## Supplied material

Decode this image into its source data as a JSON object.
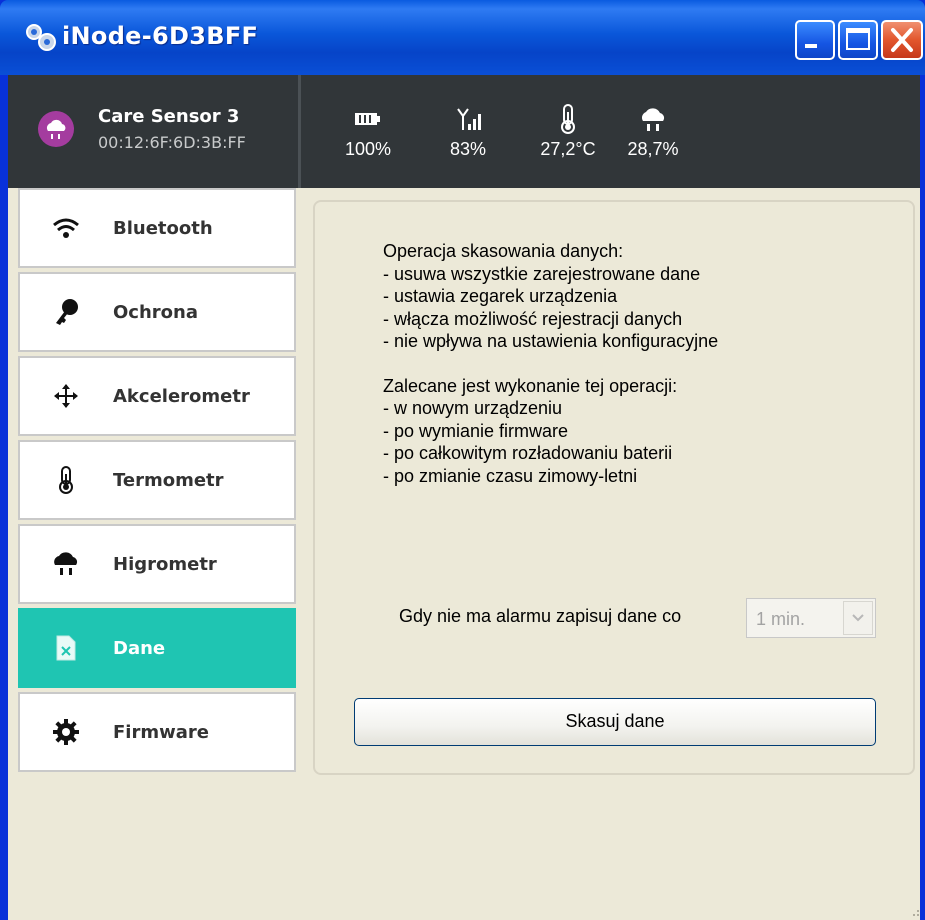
{
  "window": {
    "title": "iNode-6D3BFF"
  },
  "device": {
    "name": "Care Sensor 3",
    "mac": "00:12:6F:6D:3B:FF"
  },
  "stats": [
    {
      "icon": "battery-icon",
      "value": "100%"
    },
    {
      "icon": "signal-icon",
      "value": "83%"
    },
    {
      "icon": "thermometer-icon",
      "value": "27,2°C"
    },
    {
      "icon": "humidity-icon",
      "value": "28,7%"
    }
  ],
  "sidebar": {
    "items": [
      {
        "label": "Bluetooth",
        "icon": "wifi-icon"
      },
      {
        "label": "Ochrona",
        "icon": "key-icon"
      },
      {
        "label": "Akcelerometr",
        "icon": "move-arrows-icon"
      },
      {
        "label": "Termometr",
        "icon": "thermometer-icon"
      },
      {
        "label": "Higrometr",
        "icon": "cloud-rain-icon"
      },
      {
        "label": "Dane",
        "icon": "file-icon"
      },
      {
        "label": "Firmware",
        "icon": "gear-icon"
      }
    ],
    "active": "Dane"
  },
  "panel": {
    "info1_title": "Operacja skasowania danych:",
    "info1_lines": [
      "- usuwa wszystkie zarejestrowane dane",
      "- ustawia zegarek urządzenia",
      "- włącza możliwość rejestracji danych",
      "- nie wpływa na ustawienia konfiguracyjne"
    ],
    "info2_title": "Zalecane jest wykonanie tej operacji:",
    "info2_lines": [
      "- w nowym urządzeniu",
      "- po wymianie firmware",
      "- po całkowitym rozładowaniu baterii",
      "- po zmianie czasu zimowy-letni"
    ],
    "interval_label": "Gdy nie ma alarmu zapisuj dane co",
    "interval_value": "1 min.",
    "clear_button": "Skasuj dane"
  },
  "colors": {
    "accent": "#1fc5b2",
    "header_bg": "#313639",
    "avatar": "#a43c9f"
  }
}
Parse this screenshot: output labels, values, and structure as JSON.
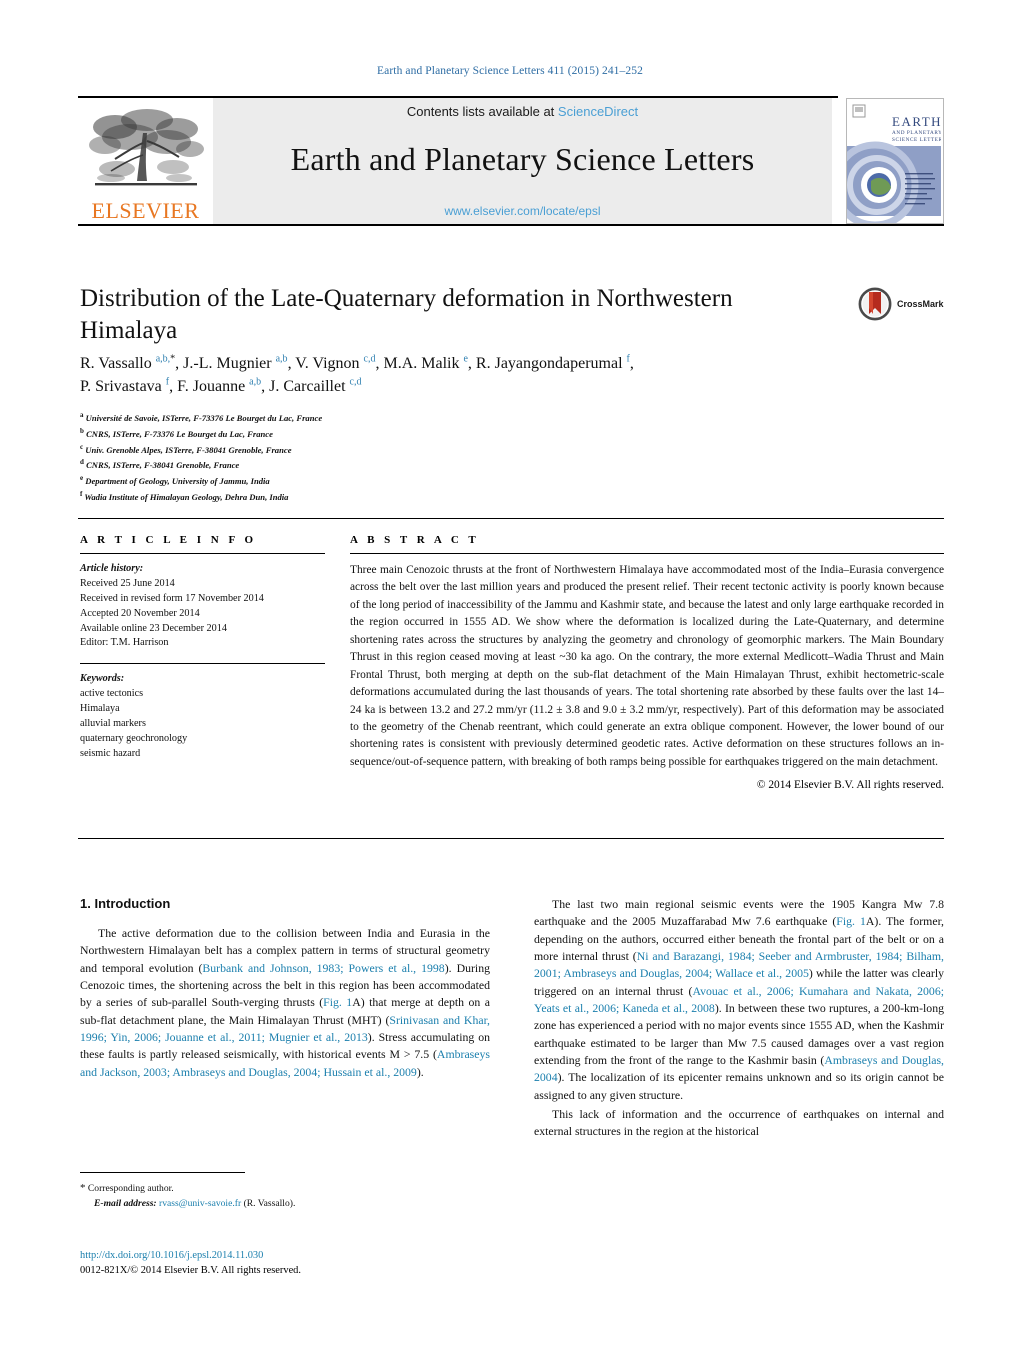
{
  "running_head": "Earth and Planetary Science Letters 411 (2015) 241–252",
  "masthead": {
    "publisher": "ELSEVIER",
    "contents_prefix": "Contents lists available at",
    "contents_link": "ScienceDirect",
    "journal_title": "Earth and Planetary Science Letters",
    "journal_url": "www.elsevier.com/locate/epsl",
    "cover_title_line1": "EARTH",
    "cover_title_line2": "AND PLANETARY",
    "cover_title_line3": "SCIENCE LETTERS"
  },
  "article": {
    "title": "Distribution of the Late-Quaternary deformation in Northwestern Himalaya",
    "crossmark_label": "CrossMark",
    "authors_line1_html": "R. Vassallo <sup>a,b,</sup><sup class=\"star\">*</sup>, J.-L. Mugnier <sup>a,b</sup>, V. Vignon <sup>c,d</sup>, M.A. Malik <sup>e</sup>, R. Jayangondaperumal <sup>f</sup>,",
    "authors_line2_html": "P. Srivastava <sup>f</sup>, F. Jouanne <sup>a,b</sup>, J. Carcaillet <sup>c,d</sup>",
    "affiliations": [
      {
        "mark": "a",
        "text": "Université de Savoie, ISTerre, F-73376 Le Bourget du Lac, France"
      },
      {
        "mark": "b",
        "text": "CNRS, ISTerre, F-73376 Le Bourget du Lac, France"
      },
      {
        "mark": "c",
        "text": "Univ. Grenoble Alpes, ISTerre, F-38041 Grenoble, France"
      },
      {
        "mark": "d",
        "text": "CNRS, ISTerre, F-38041 Grenoble, France"
      },
      {
        "mark": "e",
        "text": "Department of Geology, University of Jammu, India"
      },
      {
        "mark": "f",
        "text": "Wadia Institute of Himalayan Geology, Dehra Dun, India"
      }
    ]
  },
  "article_info": {
    "heading": "A R T I C L E    I N F O",
    "history_label": "Article history:",
    "history": [
      "Received 25 June 2014",
      "Received in revised form 17 November 2014",
      "Accepted 20 November 2014",
      "Available online 23 December 2014",
      "Editor: T.M. Harrison"
    ],
    "keywords_label": "Keywords:",
    "keywords": [
      "active tectonics",
      "Himalaya",
      "alluvial markers",
      "quaternary geochronology",
      "seismic hazard"
    ]
  },
  "abstract": {
    "heading": "A B S T R A C T",
    "text": "Three main Cenozoic thrusts at the front of Northwestern Himalaya have accommodated most of the India–Eurasia convergence across the belt over the last million years and produced the present relief. Their recent tectonic activity is poorly known because of the long period of inaccessibility of the Jammu and Kashmir state, and because the latest and only large earthquake recorded in the region occurred in 1555 AD. We show where the deformation is localized during the Late-Quaternary, and determine shortening rates across the structures by analyzing the geometry and chronology of geomorphic markers. The Main Boundary Thrust in this region ceased moving at least ~30 ka ago. On the contrary, the more external Medlicott–Wadia Thrust and Main Frontal Thrust, both merging at depth on the sub-flat detachment of the Main Himalayan Thrust, exhibit hectometric-scale deformations accumulated during the last thousands of years. The total shortening rate absorbed by these faults over the last 14–24 ka is between 13.2 and 27.2 mm/yr (11.2 ± 3.8 and 9.0 ± 3.2 mm/yr, respectively). Part of this deformation may be associated to the geometry of the Chenab reentrant, which could generate an extra oblique component. However, the lower bound of our shortening rates is consistent with previously determined geodetic rates. Active deformation on these structures follows an in-sequence/out-of-sequence pattern, with breaking of both ramps being possible for earthquakes triggered on the main detachment.",
    "copyright": "© 2014 Elsevier B.V. All rights reserved."
  },
  "body": {
    "section_heading": "1. Introduction",
    "left_paragraph_1_html": "The active deformation due to the collision between India and Eurasia in the Northwestern Himalayan belt has a complex pattern in terms of structural geometry and temporal evolution (<a class=\"ref\" href=\"#\">Burbank and Johnson, 1983; Powers et al., 1998</a>). During Cenozoic times, the shortening across the belt in this region has been accommodated by a series of sub-parallel South-verging thrusts (<a class=\"ref\" href=\"#\">Fig. 1</a>A) that merge at depth on a sub-flat detachment plane, the Main Himalayan Thrust (MHT) (<a class=\"ref\" href=\"#\">Srinivasan and Khar, 1996; Yin, 2006; Jouanne et al., 2011; Mugnier et al., 2013</a>). Stress accumulating on these faults is partly released seismically, with historical events M &gt; 7.5 (<a class=\"ref\" href=\"#\">Ambraseys and Jackson, 2003; Ambraseys and Douglas, 2004; Hussain et al., 2009</a>).",
    "right_paragraph_1_html": "The last two main regional seismic events were the 1905 Kangra Mw 7.8 earthquake and the 2005 Muzaffarabad Mw 7.6 earthquake (<a class=\"ref\" href=\"#\">Fig. 1</a>A). The former, depending on the authors, occurred either beneath the frontal part of the belt or on a more internal thrust (<a class=\"ref\" href=\"#\">Ni and Barazangi, 1984; Seeber and Armbruster, 1984; Bilham, 2001; Ambraseys and Douglas, 2004; Wallace et al., 2005</a>) while the latter was clearly triggered on an internal thrust (<a class=\"ref\" href=\"#\">Avouac et al., 2006; Kumahara and Nakata, 2006; Yeats et al., 2006; Kaneda et al., 2008</a>). In between these two ruptures, a 200-km-long zone has experienced a period with no major events since 1555 AD, when the Kashmir earthquake estimated to be larger than Mw 7.5 caused damages over a vast region extending from the front of the range to the Kashmir basin (<a class=\"ref\" href=\"#\">Ambraseys and Douglas, 2004</a>). The localization of its epicenter remains unknown and so its origin cannot be assigned to any given structure.",
    "right_paragraph_2_html": "This lack of information and the occurrence of earthquakes on internal and external structures in the region at the historical"
  },
  "footer": {
    "corresponding_author": "Corresponding author.",
    "email_label": "E-mail address:",
    "email": "rvass@univ-savoie.fr",
    "email_owner": "(R. Vassallo).",
    "doi": "http://dx.doi.org/10.1016/j.epsl.2014.11.030",
    "issn_line": "0012-821X/© 2014 Elsevier B.V. All rights reserved."
  },
  "colors": {
    "link_blue": "#1b7fad",
    "sciencedirect_blue": "#4a9fd4",
    "elsevier_orange": "#E87722",
    "runhead_blue": "#2e6da4"
  }
}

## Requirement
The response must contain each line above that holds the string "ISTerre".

## Reply to the exercise
        "text": "Université de Savoie, ISTerre, F-73376 Le Bourget du Lac, France"
        "text": "CNRS, ISTerre, F-73376 Le Bourget du Lac, France"
        "text": "Univ. Grenoble Alpes, ISTerre, F-38041 Grenoble, France"
        "text": "CNRS, ISTerre, F-38041 Grenoble, France"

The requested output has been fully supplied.